■ **Assigned task**: Across the entries that follow, count the lines with the string "subtitle" and reply with that count alone.

(Data records)
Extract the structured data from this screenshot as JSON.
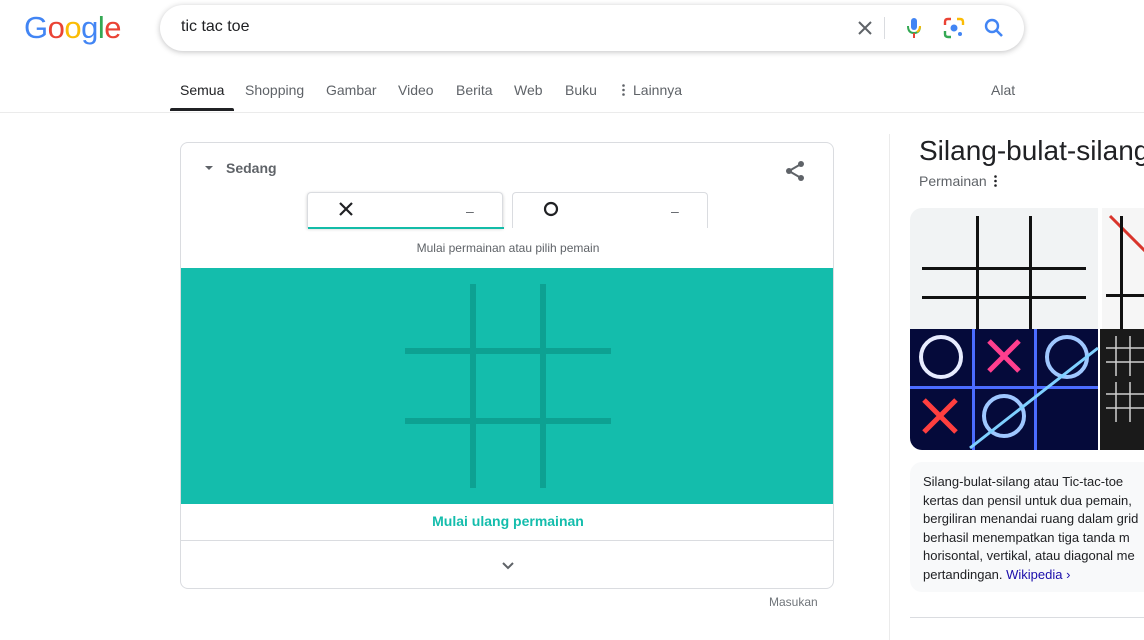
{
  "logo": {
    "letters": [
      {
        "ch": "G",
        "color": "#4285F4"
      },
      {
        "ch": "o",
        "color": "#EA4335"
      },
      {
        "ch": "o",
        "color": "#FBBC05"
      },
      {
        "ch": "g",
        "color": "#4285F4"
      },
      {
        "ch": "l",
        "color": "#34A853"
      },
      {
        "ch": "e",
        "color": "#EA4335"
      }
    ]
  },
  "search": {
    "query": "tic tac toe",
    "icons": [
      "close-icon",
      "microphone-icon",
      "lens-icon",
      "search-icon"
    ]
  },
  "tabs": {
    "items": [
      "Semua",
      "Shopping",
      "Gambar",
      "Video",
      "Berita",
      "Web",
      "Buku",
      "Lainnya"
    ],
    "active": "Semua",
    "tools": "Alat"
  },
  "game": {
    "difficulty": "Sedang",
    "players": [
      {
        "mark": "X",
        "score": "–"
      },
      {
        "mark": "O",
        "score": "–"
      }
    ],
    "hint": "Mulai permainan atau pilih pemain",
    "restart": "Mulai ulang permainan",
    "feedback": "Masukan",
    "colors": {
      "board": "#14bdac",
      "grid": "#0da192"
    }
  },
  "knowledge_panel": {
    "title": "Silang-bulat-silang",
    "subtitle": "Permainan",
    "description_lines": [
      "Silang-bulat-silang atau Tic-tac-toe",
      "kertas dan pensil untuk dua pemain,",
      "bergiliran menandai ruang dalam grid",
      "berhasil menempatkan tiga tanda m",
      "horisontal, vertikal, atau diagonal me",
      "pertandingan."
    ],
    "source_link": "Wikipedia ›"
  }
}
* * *
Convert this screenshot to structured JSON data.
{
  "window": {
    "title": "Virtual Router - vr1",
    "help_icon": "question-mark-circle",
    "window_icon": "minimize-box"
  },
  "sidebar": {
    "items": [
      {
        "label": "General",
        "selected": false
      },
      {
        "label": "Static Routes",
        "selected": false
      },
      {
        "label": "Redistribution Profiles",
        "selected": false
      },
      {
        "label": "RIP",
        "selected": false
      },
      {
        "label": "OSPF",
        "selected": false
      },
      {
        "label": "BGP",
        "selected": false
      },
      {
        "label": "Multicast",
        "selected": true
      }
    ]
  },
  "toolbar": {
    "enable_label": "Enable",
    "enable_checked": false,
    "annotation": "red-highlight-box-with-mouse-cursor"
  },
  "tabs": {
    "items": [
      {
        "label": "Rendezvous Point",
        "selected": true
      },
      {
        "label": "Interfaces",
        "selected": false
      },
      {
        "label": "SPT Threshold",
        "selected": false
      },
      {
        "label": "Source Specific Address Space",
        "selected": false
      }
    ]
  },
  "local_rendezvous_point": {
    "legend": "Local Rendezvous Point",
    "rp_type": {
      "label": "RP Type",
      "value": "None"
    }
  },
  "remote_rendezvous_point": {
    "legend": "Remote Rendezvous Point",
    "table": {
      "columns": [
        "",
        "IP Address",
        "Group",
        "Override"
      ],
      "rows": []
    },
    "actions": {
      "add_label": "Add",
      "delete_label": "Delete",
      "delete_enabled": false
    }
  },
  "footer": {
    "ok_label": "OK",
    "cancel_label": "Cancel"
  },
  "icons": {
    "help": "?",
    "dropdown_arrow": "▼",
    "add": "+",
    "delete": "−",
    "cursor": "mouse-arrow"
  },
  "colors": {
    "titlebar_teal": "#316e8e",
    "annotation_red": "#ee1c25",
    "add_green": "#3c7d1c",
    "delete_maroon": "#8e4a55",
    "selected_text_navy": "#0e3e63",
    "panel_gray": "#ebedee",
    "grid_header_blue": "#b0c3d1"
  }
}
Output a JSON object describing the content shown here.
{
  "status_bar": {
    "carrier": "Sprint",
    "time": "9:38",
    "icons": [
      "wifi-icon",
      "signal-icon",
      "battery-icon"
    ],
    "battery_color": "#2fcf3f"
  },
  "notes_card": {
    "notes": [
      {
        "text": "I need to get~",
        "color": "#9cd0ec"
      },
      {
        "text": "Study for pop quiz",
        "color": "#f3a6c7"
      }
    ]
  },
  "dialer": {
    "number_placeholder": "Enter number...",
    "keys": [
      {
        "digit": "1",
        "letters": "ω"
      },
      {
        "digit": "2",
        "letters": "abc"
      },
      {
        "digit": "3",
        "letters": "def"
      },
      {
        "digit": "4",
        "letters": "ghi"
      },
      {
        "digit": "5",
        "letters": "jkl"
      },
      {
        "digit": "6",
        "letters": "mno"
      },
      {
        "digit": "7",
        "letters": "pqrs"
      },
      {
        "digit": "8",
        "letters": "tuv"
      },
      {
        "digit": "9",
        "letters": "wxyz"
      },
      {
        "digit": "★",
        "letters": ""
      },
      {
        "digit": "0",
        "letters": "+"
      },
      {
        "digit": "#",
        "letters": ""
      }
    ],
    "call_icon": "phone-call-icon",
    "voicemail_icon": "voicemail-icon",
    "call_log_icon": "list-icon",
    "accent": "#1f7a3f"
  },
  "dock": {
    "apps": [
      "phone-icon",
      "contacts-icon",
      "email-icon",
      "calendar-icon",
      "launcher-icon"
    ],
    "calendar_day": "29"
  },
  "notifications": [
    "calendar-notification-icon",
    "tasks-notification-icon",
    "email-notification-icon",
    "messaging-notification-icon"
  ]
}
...
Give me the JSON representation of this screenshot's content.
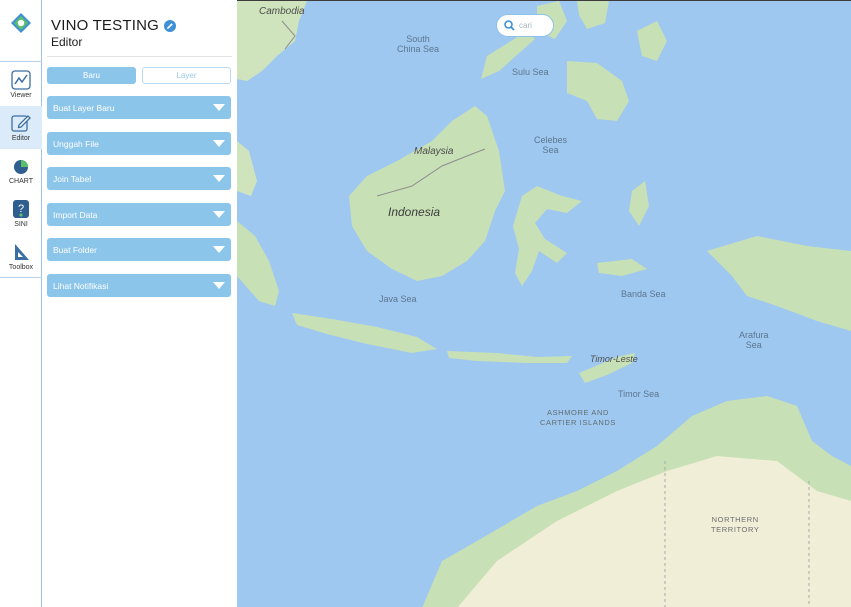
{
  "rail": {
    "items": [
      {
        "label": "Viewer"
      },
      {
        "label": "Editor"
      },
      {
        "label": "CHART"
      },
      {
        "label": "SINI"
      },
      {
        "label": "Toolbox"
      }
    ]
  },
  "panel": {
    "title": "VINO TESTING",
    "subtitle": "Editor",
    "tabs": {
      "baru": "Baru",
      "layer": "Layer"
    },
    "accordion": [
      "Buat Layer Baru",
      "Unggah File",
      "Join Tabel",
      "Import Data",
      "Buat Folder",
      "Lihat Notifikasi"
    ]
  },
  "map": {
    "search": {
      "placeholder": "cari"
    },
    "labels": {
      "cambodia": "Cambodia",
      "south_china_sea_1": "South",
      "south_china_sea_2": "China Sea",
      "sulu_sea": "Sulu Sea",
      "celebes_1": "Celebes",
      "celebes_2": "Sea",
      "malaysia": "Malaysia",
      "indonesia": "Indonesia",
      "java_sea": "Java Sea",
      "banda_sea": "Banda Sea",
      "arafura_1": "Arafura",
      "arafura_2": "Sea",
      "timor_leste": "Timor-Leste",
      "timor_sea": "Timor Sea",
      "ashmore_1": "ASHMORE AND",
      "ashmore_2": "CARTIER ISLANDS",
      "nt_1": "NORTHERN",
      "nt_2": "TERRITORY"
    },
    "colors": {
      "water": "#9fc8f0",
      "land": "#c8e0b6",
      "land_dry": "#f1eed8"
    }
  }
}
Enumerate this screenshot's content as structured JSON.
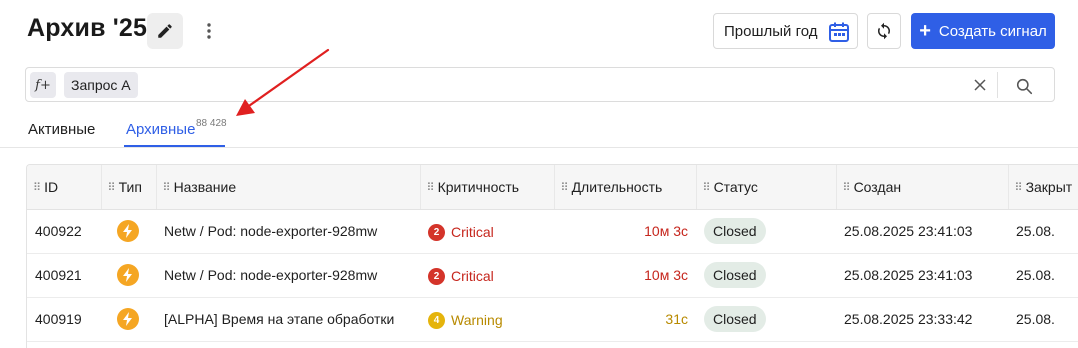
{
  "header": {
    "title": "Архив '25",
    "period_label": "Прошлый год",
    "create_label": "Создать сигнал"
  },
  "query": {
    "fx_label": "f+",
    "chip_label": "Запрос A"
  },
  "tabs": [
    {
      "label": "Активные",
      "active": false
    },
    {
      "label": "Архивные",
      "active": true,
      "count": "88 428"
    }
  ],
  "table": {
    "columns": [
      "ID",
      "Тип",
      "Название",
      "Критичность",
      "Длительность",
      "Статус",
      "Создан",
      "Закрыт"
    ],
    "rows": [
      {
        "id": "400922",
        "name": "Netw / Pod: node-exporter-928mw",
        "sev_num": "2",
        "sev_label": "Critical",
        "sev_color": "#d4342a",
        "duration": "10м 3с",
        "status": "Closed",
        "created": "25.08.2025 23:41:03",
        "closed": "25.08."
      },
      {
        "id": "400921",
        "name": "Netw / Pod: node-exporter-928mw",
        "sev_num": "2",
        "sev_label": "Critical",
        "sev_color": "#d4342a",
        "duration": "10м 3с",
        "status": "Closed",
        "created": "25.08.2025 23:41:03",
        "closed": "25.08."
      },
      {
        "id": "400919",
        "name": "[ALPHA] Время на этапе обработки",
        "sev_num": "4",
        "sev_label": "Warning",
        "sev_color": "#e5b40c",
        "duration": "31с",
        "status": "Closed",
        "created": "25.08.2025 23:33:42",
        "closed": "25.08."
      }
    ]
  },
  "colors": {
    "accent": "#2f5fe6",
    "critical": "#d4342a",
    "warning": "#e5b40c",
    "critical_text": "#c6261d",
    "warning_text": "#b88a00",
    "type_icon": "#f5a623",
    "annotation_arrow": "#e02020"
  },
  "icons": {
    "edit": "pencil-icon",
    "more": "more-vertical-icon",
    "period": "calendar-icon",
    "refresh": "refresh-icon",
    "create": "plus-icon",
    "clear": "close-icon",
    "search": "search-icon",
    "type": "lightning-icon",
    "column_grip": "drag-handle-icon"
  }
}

■ **Solution for this problem**: 2